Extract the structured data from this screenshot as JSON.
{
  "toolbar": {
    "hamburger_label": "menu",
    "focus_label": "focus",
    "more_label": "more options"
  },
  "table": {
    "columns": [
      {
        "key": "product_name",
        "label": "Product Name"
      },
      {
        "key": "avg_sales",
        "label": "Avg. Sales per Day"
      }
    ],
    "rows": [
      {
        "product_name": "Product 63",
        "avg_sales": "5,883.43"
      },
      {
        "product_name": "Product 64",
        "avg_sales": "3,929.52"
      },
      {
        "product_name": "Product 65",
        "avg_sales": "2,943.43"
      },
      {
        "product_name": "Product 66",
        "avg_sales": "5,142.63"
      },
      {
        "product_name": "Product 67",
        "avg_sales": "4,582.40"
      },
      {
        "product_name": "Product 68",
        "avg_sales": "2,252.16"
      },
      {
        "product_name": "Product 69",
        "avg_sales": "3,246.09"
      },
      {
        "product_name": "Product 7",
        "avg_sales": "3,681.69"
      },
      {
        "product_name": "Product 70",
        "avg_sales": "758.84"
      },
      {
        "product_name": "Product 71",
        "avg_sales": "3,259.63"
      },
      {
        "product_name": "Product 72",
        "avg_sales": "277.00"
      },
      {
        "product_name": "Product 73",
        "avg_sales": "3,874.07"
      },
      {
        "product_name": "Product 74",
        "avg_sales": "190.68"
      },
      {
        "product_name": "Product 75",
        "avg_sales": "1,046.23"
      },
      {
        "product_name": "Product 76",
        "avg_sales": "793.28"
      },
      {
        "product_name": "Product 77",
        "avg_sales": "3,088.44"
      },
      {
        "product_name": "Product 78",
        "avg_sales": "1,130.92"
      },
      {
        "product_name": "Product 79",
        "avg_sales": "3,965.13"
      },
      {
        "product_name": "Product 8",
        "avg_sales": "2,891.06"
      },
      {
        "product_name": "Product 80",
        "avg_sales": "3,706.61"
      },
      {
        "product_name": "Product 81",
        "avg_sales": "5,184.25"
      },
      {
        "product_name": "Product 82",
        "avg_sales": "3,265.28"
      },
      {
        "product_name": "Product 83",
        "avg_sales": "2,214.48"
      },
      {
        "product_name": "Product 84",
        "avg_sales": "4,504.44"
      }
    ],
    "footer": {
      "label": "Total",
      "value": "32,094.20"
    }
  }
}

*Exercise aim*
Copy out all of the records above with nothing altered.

*Solved problem*
Extract the structured data from this screenshot as JSON.
{
  "toolbar": {
    "hamburger_label": "menu",
    "focus_label": "focus",
    "more_label": "more options"
  },
  "table": {
    "columns": [
      {
        "key": "product_name",
        "label": "Product Name"
      },
      {
        "key": "avg_sales",
        "label": "Avg. Sales per Day"
      }
    ],
    "rows": [
      {
        "product_name": "Product 63",
        "avg_sales": "5,883.43"
      },
      {
        "product_name": "Product 64",
        "avg_sales": "3,929.52"
      },
      {
        "product_name": "Product 65",
        "avg_sales": "2,943.43"
      },
      {
        "product_name": "Product 66",
        "avg_sales": "5,142.63"
      },
      {
        "product_name": "Product 67",
        "avg_sales": "4,582.40"
      },
      {
        "product_name": "Product 68",
        "avg_sales": "2,252.16"
      },
      {
        "product_name": "Product 69",
        "avg_sales": "3,246.09"
      },
      {
        "product_name": "Product 7",
        "avg_sales": "3,681.69"
      },
      {
        "product_name": "Product 70",
        "avg_sales": "758.84"
      },
      {
        "product_name": "Product 71",
        "avg_sales": "3,259.63"
      },
      {
        "product_name": "Product 72",
        "avg_sales": "277.00"
      },
      {
        "product_name": "Product 73",
        "avg_sales": "3,874.07"
      },
      {
        "product_name": "Product 74",
        "avg_sales": "190.68"
      },
      {
        "product_name": "Product 75",
        "avg_sales": "1,046.23"
      },
      {
        "product_name": "Product 76",
        "avg_sales": "793.28"
      },
      {
        "product_name": "Product 77",
        "avg_sales": "3,088.44"
      },
      {
        "product_name": "Product 78",
        "avg_sales": "1,130.92"
      },
      {
        "product_name": "Product 79",
        "avg_sales": "3,965.13"
      },
      {
        "product_name": "Product 8",
        "avg_sales": "2,891.06"
      },
      {
        "product_name": "Product 80",
        "avg_sales": "3,706.61"
      },
      {
        "product_name": "Product 81",
        "avg_sales": "5,184.25"
      },
      {
        "product_name": "Product 82",
        "avg_sales": "3,265.28"
      },
      {
        "product_name": "Product 83",
        "avg_sales": "2,214.48"
      },
      {
        "product_name": "Product 84",
        "avg_sales": "4,504.44"
      }
    ],
    "footer": {
      "label": "Total",
      "value": "32,094.20"
    }
  }
}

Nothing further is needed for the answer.